_Exercise directions:_
Match the string "start" against each line below, and copy every line that matches.

[Items listed in a dataset]
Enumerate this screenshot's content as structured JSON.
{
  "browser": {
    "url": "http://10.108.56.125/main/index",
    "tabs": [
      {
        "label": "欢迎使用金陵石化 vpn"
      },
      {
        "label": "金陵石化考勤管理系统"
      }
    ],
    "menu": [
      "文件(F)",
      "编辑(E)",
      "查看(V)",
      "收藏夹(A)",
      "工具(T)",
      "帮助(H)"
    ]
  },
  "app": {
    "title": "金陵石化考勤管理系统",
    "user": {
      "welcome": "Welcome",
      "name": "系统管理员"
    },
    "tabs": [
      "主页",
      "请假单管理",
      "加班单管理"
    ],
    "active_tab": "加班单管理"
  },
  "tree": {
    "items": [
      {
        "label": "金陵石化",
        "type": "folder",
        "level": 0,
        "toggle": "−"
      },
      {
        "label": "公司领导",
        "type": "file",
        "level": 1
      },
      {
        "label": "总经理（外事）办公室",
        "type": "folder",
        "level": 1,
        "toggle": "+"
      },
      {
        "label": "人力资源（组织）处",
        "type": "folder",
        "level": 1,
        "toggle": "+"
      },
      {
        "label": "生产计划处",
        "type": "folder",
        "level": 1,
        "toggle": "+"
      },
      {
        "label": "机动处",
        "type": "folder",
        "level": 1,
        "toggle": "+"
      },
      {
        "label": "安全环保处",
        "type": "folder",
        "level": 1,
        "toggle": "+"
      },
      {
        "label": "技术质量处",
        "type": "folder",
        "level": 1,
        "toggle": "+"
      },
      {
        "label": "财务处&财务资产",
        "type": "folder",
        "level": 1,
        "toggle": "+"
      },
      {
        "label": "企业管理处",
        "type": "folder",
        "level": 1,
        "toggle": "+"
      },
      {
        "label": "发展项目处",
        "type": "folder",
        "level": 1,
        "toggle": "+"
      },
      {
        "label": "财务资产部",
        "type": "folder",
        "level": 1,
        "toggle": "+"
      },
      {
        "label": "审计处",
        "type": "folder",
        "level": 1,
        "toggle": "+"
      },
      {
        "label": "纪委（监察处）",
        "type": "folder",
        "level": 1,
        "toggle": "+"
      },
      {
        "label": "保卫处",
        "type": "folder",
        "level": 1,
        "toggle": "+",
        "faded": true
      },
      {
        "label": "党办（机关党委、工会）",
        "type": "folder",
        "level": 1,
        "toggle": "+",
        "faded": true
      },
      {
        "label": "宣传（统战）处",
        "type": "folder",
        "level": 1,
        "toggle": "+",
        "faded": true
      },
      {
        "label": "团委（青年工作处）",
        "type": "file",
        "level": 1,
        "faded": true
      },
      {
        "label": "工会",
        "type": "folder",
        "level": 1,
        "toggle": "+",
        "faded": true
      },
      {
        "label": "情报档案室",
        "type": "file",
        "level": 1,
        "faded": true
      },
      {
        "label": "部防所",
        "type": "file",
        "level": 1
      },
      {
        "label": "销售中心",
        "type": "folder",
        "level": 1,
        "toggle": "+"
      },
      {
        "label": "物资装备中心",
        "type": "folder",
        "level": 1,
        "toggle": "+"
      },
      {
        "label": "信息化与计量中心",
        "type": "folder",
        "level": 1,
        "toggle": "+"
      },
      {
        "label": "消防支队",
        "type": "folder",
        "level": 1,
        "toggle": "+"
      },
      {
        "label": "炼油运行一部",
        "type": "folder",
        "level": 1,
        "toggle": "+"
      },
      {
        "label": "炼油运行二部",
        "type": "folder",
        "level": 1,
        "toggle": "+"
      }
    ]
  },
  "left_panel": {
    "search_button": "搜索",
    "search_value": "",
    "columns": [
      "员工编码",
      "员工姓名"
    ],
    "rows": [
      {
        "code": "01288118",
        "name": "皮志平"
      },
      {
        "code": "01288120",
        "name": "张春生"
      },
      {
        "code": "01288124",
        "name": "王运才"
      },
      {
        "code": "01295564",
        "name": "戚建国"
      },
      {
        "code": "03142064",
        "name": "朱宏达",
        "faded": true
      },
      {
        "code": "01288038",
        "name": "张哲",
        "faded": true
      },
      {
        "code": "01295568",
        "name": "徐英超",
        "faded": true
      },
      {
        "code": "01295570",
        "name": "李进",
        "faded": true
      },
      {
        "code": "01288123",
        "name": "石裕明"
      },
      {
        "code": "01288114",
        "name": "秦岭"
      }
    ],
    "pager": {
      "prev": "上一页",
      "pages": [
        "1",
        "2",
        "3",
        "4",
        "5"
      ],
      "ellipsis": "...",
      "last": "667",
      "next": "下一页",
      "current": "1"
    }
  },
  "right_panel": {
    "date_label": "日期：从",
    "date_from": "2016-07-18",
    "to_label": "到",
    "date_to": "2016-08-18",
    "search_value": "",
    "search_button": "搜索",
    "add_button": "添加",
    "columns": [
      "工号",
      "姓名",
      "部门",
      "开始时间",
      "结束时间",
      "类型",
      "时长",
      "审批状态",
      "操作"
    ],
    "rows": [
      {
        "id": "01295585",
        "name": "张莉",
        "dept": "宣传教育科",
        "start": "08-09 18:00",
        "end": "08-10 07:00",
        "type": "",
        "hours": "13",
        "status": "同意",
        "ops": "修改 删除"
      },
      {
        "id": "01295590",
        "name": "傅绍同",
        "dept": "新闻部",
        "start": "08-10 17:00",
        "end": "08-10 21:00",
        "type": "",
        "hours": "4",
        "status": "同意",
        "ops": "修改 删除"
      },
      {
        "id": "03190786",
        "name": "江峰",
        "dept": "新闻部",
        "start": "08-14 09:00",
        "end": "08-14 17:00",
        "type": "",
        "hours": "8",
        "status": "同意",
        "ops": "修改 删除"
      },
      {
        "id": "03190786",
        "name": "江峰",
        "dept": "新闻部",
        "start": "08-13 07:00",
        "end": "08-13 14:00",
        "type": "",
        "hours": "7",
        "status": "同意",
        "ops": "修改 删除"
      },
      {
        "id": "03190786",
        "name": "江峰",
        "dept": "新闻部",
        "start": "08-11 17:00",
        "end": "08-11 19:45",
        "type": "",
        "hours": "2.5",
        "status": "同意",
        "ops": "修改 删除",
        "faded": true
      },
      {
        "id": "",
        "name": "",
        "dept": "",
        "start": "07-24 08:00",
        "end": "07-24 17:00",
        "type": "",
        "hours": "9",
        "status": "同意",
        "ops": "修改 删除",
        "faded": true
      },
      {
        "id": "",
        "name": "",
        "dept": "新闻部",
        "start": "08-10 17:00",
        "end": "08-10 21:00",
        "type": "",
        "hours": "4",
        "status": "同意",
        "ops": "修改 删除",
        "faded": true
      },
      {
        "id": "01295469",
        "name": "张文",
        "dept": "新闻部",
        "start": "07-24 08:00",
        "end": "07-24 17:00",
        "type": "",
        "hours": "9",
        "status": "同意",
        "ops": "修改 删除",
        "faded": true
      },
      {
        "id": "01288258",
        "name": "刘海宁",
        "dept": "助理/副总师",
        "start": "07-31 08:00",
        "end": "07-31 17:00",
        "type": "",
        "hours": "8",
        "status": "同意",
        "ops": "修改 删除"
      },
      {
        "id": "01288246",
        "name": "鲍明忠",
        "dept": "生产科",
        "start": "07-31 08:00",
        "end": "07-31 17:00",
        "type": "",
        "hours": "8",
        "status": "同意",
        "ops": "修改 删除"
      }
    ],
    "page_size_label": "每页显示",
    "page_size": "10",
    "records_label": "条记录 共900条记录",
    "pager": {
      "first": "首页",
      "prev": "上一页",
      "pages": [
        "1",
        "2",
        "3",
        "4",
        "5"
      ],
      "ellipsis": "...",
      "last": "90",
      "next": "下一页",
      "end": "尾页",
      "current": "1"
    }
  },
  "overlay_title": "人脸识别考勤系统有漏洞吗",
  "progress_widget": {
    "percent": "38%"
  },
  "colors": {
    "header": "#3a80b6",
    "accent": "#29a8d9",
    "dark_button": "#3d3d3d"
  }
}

_Your response:_
        "start": "08-09 18:00",
        "start": "08-10 17:00",
        "start": "08-14 09:00",
        "start": "08-13 07:00",
        "start": "08-11 17:00",
        "start": "07-24 08:00",
        "start": "08-10 17:00",
        "start": "07-24 08:00",
        "start": "07-31 08:00",
        "start": "07-31 08:00",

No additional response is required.